by JAlexoid on Sat 5th Jan 2013 17:55 UTC in reply to "Proves me right. "
JAlexoid
Member since:
2009-05-19

Well duh... Though it might force Microsoft to implement open standards.

Reply Parent Score: 2

RE[2]: Proves me right.
by Windows Sucks on Sat 5th Jan 2013 18:14 in reply to "RE: Proves me right. "
Windows Sucks Member since:
2005-11-10

Well duh... Though it might force Microsoft to implement open standards.


Well a lot of people argued it was all about open standards and had nothing to do with punishing MS.

But if Google cared about open standards they would of took it out of all their products but they didn't. They kept it in their paid products.

Open standards my booty. They know active sync works better then DAV services and for sure is more easy to use so they kept it for their business customers.

It's just punishment for MS. Lol.

Reply Parent Score: 3

RE[3]: Proves me right.
by unoengborg on Sun 6th Jan 2013 13:05 in reply to "RE[2]: Proves me right. "
unoengborg Member since:
2005-07-06

"Well duh... Though it might force Microsoft to implement open standards.



But if Google cared about open standards they would of took it out of all their products but they didn't. They kept it in their paid products.

"

Google is a business and need to support their existing customers, so they keep it in their paid products. Not having it for free will create an incentive to create better solutions.

Reply Parent Score: 2

RE[2]: Proves me right.
by shotsman on Sun 6th Jan 2013 04:44 in reply to "RE: Proves me right. "
shotsman Member since:
2005-07-22

The only standards MS will implement are THEIR 'open standards' which are slightly different from everyone else's open standards.

Reply Parent Score: 4

RE[3]: Proves me right.
by Morgan on Sun 6th Jan 2013 12:46 in reply to "RE[2]: Proves me right. "
Morgan Member since:
2005-06-29

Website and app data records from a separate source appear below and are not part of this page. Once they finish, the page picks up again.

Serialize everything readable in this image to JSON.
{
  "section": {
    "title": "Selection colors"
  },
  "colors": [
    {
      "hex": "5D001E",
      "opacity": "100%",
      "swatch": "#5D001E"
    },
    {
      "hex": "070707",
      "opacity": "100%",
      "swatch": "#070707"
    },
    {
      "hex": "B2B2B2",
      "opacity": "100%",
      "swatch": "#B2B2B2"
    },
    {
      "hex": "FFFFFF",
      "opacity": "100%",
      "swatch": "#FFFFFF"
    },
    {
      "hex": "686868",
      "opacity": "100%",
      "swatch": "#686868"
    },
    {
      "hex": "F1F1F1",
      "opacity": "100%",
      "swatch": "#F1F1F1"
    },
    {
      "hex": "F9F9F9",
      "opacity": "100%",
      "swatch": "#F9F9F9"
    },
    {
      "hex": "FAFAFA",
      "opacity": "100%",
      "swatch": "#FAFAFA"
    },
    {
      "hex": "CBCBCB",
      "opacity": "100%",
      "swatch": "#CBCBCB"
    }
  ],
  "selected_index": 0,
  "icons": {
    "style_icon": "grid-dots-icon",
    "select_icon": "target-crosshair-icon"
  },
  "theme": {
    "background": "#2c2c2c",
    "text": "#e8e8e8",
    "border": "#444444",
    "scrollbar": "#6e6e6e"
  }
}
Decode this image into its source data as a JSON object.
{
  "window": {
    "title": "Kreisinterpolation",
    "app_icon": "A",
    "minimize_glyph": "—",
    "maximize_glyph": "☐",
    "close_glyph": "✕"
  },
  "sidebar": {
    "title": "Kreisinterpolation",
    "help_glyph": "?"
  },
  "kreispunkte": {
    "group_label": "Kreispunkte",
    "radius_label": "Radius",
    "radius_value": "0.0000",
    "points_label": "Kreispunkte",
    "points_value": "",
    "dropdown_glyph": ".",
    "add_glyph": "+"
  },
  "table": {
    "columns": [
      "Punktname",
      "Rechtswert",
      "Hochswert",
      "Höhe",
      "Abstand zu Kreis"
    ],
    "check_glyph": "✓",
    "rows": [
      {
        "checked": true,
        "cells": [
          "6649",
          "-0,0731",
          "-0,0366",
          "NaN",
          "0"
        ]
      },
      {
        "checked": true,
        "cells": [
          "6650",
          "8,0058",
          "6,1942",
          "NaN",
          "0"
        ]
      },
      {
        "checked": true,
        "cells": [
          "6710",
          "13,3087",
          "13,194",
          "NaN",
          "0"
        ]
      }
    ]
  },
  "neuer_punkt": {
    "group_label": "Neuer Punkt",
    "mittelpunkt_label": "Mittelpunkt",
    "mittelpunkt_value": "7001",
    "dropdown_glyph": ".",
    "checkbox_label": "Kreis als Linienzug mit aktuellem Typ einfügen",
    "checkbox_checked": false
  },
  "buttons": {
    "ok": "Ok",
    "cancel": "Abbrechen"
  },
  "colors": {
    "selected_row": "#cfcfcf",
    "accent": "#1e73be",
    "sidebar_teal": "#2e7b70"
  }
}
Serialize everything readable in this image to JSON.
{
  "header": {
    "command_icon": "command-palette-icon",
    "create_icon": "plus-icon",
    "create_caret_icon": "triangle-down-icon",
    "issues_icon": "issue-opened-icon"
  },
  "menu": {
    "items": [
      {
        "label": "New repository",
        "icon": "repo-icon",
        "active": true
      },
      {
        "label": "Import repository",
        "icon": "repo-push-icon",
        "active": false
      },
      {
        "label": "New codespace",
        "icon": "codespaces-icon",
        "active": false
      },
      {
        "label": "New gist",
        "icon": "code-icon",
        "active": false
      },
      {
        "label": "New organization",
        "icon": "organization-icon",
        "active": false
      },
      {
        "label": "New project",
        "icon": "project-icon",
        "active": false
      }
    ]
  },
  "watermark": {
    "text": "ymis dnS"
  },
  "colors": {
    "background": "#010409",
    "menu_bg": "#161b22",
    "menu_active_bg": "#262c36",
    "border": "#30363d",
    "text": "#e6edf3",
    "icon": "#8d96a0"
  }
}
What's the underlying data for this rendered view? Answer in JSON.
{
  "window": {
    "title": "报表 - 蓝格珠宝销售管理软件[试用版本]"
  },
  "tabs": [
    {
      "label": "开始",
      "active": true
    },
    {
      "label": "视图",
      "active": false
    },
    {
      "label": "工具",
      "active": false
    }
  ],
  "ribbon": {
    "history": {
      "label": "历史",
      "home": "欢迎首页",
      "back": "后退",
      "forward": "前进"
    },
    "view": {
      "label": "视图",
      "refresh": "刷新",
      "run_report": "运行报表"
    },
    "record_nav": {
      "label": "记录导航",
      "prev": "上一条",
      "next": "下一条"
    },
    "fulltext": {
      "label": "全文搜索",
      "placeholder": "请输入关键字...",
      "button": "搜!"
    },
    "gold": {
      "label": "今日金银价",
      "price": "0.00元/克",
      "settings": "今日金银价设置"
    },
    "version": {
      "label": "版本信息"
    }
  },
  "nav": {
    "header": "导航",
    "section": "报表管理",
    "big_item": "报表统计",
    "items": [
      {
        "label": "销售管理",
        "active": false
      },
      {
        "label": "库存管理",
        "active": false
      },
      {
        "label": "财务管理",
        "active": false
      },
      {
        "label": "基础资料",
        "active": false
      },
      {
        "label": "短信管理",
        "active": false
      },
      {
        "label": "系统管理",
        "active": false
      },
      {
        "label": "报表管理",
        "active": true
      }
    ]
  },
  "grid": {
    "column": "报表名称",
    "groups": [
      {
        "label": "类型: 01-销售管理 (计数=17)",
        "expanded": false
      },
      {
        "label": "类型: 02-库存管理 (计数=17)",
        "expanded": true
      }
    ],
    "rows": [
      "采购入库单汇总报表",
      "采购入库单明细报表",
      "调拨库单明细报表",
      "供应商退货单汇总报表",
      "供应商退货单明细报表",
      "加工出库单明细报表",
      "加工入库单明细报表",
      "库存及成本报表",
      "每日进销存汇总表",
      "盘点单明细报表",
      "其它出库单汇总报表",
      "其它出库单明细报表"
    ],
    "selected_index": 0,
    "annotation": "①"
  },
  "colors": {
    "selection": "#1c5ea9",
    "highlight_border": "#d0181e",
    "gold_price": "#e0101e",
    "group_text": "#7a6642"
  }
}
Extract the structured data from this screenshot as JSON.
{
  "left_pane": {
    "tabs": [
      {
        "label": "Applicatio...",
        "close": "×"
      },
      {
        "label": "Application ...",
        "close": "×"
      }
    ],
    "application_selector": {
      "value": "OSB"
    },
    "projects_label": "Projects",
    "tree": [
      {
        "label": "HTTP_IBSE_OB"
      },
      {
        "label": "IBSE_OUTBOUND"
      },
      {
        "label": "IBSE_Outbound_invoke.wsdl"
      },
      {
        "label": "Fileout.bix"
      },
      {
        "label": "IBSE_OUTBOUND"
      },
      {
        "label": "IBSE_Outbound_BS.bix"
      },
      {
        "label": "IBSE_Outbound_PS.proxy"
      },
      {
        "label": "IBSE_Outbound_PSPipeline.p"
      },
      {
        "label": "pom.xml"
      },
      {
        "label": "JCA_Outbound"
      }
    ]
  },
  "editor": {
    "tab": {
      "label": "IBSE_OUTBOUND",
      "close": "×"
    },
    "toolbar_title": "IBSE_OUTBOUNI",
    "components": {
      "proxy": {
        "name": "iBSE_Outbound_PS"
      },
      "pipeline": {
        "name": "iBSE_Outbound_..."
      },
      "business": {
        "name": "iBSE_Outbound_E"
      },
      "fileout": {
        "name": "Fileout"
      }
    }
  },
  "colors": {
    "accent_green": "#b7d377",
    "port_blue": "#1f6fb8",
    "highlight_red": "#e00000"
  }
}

Not always; Microsoft does actually contribute a tiny bit to the F/OSS community. There are two problems though. One, they only contribute when it benefits them, which is selfish but not unheard of (I'm looking at you, Canonical). The bigger problem is that for every tiny bit of positive contribution, they take away a pound of flesh elsewhere, for example with the patent extortion of various companies that use GNU/Linux in some form.

Reply Parent Score: 3